TASK GOAL
The lines to copy from the listing below are those that contain the string "placeholder".

▽

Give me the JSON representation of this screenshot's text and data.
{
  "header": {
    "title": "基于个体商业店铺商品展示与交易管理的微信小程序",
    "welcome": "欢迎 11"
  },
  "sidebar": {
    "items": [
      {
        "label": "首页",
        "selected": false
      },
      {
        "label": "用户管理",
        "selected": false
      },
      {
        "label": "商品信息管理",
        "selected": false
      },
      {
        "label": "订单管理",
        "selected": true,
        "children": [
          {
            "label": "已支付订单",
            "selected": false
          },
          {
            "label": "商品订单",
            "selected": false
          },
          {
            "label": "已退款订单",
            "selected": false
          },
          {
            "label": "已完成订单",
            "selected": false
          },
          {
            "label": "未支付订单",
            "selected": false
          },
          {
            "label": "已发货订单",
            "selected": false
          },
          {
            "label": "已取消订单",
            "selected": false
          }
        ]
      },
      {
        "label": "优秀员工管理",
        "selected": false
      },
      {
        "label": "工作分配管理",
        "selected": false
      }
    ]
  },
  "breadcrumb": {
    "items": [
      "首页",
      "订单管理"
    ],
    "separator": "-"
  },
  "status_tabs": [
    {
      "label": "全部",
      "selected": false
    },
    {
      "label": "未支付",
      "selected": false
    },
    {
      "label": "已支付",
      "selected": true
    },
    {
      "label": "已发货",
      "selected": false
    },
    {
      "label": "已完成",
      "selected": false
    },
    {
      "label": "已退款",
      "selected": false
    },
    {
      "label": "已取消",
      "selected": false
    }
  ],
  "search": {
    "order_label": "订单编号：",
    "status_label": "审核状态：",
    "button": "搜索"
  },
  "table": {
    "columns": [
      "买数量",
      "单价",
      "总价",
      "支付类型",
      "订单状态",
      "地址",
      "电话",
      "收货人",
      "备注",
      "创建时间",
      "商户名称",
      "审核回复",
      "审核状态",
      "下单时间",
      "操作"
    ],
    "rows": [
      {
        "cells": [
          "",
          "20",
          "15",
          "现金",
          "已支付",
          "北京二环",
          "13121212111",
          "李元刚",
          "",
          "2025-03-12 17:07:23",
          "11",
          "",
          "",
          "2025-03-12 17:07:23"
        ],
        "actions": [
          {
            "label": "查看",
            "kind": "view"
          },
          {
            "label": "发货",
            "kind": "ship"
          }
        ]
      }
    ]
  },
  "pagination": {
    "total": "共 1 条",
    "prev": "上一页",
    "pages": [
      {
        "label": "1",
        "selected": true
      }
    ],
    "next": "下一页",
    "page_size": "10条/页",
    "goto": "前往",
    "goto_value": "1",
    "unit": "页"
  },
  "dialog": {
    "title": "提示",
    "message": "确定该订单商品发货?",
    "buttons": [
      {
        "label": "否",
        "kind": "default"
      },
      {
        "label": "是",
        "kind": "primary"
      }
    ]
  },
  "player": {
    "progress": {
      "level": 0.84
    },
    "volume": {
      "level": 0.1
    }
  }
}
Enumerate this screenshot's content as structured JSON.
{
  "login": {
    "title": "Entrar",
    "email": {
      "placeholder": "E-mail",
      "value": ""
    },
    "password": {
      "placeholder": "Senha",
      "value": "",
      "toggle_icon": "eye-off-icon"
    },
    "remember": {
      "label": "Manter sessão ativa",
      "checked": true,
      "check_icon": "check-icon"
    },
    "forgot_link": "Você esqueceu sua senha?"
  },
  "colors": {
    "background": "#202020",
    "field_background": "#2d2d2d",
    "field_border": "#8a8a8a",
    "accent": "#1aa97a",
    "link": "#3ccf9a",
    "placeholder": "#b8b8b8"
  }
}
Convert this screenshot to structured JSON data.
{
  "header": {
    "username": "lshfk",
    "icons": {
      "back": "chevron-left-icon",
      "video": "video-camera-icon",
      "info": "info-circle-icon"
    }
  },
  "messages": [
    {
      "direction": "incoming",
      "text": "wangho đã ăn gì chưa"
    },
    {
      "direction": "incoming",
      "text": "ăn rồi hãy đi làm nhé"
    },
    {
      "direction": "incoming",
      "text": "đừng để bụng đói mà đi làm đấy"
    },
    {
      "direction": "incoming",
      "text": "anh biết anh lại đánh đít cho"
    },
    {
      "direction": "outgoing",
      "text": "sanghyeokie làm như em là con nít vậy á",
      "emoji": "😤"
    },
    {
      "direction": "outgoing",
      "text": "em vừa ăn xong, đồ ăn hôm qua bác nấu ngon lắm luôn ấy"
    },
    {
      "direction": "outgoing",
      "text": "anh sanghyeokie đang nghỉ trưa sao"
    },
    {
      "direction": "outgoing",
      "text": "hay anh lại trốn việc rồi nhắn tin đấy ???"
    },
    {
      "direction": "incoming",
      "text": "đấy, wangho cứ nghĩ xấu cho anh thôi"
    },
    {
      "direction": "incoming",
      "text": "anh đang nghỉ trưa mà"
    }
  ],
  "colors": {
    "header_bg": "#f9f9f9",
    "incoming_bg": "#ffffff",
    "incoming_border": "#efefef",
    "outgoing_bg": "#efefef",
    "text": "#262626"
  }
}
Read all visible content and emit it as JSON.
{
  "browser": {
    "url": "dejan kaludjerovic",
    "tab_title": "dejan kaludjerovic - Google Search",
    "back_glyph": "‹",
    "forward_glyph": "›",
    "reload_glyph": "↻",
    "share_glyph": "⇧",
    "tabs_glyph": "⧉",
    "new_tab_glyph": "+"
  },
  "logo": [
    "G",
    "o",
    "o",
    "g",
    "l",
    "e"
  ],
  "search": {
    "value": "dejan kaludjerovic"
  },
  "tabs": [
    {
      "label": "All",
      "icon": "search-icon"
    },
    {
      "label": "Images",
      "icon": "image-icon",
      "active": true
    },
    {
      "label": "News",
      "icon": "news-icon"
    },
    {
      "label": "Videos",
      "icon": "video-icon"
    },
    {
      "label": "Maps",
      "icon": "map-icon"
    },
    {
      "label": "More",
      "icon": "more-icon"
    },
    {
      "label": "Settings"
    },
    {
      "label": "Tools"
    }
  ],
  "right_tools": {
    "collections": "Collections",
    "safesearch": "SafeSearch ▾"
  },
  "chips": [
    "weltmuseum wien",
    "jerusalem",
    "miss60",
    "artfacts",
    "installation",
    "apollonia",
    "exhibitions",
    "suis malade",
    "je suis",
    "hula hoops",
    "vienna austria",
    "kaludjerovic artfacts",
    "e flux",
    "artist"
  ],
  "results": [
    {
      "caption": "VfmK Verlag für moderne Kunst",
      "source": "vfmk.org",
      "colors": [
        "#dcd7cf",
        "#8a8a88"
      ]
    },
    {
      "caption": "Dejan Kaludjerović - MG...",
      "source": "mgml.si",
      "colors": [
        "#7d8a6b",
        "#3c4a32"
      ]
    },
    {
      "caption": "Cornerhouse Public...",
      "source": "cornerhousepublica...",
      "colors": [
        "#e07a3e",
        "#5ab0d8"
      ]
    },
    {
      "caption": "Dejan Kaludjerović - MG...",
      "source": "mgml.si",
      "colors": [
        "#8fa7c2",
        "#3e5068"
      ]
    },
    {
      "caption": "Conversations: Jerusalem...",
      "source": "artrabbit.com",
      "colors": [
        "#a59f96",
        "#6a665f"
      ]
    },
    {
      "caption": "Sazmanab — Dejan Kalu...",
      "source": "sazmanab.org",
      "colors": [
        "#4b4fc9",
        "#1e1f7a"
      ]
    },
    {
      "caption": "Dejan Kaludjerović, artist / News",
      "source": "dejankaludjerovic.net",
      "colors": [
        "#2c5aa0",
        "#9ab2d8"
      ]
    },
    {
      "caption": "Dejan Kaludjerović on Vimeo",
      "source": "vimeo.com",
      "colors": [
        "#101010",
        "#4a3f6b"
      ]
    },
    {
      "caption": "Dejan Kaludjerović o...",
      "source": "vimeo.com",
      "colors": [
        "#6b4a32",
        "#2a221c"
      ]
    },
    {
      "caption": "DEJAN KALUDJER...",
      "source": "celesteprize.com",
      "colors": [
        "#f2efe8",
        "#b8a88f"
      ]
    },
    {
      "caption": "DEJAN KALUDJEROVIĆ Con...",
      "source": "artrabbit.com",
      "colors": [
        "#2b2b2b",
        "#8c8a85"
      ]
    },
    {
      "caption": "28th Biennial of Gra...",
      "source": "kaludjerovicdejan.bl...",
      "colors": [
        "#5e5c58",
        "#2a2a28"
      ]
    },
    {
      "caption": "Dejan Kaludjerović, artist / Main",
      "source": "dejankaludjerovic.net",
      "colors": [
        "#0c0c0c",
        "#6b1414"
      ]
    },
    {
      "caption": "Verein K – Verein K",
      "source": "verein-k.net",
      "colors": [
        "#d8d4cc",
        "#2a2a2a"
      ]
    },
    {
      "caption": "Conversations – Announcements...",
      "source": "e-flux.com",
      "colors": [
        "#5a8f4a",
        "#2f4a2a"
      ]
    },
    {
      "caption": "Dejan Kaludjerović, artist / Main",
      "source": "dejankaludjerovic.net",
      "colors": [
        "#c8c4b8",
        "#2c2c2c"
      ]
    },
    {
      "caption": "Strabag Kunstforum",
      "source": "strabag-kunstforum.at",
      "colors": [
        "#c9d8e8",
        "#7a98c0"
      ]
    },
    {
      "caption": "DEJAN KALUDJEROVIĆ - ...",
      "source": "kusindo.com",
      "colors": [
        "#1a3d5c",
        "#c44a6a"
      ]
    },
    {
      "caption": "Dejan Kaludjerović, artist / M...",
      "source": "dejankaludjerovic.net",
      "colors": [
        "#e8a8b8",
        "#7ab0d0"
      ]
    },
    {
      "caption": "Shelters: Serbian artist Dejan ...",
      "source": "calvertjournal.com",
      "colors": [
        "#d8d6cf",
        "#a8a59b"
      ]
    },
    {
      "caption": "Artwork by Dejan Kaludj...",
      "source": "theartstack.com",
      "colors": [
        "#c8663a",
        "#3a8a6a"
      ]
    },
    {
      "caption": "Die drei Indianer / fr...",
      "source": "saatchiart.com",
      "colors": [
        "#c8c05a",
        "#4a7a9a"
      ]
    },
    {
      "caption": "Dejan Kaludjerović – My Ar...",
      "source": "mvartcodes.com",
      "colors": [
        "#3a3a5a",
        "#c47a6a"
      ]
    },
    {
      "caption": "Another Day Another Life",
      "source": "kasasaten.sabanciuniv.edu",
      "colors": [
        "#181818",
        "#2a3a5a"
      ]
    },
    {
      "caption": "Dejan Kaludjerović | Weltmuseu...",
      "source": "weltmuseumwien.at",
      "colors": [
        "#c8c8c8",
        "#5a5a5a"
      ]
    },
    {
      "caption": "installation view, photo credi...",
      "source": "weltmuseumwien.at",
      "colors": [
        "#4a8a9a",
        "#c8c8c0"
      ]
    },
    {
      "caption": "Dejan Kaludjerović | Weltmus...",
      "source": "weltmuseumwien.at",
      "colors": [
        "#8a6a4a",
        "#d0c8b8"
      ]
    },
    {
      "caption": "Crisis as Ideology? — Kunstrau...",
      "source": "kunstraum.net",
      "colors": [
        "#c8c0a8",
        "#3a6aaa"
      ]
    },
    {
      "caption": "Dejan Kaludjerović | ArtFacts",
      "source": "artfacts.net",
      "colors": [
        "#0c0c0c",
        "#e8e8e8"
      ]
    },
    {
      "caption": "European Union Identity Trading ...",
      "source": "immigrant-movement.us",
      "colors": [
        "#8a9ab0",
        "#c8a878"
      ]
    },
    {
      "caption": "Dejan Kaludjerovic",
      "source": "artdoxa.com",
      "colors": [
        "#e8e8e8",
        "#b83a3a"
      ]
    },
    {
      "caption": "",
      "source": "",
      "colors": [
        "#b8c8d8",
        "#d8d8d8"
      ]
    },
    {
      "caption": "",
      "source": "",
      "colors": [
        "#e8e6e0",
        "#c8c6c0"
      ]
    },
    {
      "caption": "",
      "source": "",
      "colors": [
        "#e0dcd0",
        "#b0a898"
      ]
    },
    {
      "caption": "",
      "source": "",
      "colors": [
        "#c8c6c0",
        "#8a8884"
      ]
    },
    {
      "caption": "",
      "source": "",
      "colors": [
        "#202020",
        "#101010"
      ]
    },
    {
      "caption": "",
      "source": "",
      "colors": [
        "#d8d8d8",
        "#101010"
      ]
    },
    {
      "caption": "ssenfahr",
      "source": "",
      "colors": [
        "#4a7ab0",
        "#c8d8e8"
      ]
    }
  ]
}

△

RESPONSE FOR THIS EXERCISE
      "placeholder": "E-mail",
      "placeholder": "Senha",
    "placeholder": "#b8b8b8"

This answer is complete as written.